━━━ DATA SUPPLIED

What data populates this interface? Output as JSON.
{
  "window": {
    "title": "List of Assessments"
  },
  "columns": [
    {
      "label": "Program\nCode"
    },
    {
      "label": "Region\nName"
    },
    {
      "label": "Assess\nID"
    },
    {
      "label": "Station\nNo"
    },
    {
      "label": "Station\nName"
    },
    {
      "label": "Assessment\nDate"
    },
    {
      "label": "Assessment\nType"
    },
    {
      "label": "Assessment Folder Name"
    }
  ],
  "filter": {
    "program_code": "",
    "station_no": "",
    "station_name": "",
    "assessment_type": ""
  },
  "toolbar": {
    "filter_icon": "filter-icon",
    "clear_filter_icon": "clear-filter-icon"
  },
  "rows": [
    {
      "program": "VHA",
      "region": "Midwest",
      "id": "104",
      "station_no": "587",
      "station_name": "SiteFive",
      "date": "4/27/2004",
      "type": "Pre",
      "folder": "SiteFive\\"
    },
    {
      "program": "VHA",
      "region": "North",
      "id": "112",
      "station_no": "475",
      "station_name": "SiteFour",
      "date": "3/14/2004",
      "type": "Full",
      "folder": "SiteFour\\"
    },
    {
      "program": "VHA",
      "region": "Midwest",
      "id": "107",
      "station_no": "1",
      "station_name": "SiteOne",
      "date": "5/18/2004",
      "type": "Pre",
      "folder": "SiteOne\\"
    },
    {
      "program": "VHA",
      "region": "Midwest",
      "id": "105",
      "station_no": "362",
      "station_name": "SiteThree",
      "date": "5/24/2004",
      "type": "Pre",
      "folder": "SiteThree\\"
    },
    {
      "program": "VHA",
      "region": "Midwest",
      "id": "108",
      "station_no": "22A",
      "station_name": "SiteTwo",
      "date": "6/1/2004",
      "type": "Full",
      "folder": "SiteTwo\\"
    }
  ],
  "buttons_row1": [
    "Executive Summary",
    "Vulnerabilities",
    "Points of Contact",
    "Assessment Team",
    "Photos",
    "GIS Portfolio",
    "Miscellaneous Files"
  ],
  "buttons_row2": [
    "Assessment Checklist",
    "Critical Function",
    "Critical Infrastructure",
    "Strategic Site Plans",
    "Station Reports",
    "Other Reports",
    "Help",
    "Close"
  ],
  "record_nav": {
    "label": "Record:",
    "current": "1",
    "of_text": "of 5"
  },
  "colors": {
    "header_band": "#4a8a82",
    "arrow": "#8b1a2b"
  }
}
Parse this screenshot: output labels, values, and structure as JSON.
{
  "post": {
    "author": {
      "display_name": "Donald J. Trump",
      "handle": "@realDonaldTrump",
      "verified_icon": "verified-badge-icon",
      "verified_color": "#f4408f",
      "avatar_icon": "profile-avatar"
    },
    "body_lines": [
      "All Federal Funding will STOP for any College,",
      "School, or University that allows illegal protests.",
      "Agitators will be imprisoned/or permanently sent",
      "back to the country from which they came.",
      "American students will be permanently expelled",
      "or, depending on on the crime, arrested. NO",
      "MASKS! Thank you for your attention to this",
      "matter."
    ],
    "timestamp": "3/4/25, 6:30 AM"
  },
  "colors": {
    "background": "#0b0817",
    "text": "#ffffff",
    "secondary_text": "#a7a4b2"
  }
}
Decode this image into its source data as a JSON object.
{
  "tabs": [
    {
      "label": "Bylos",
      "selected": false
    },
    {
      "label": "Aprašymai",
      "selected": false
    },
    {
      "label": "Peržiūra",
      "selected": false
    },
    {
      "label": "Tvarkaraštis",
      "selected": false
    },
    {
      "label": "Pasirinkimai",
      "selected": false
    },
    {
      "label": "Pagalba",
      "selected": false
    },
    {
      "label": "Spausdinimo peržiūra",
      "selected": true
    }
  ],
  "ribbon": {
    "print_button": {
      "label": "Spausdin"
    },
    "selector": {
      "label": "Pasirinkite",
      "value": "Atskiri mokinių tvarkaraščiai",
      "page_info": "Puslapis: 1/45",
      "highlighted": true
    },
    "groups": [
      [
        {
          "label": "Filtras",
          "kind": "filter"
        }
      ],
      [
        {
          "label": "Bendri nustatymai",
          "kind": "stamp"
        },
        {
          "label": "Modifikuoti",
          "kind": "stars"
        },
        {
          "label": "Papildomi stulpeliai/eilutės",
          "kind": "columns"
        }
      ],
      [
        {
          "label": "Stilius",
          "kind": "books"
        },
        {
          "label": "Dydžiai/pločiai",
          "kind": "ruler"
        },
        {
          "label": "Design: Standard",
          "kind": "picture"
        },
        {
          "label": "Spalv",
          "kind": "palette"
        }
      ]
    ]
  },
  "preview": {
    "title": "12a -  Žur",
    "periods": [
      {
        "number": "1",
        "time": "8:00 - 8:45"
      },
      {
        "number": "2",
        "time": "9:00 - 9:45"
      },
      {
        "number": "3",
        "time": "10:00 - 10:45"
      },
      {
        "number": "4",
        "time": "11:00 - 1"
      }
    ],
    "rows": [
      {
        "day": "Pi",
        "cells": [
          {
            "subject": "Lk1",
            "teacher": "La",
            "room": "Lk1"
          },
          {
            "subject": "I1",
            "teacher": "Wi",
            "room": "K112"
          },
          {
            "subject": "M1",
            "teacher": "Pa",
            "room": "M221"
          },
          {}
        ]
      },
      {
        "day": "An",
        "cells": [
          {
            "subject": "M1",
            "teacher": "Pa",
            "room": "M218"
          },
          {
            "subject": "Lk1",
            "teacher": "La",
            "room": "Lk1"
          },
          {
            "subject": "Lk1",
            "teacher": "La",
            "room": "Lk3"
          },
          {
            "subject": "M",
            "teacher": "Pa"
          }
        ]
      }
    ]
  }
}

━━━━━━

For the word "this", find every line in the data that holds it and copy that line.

What data populates this interface? Output as JSON.
Parse this screenshot: output labels, values, and structure as JSON.
      "MASKS! Thank you for your attention to this",
Decode this image into its source data as a JSON object.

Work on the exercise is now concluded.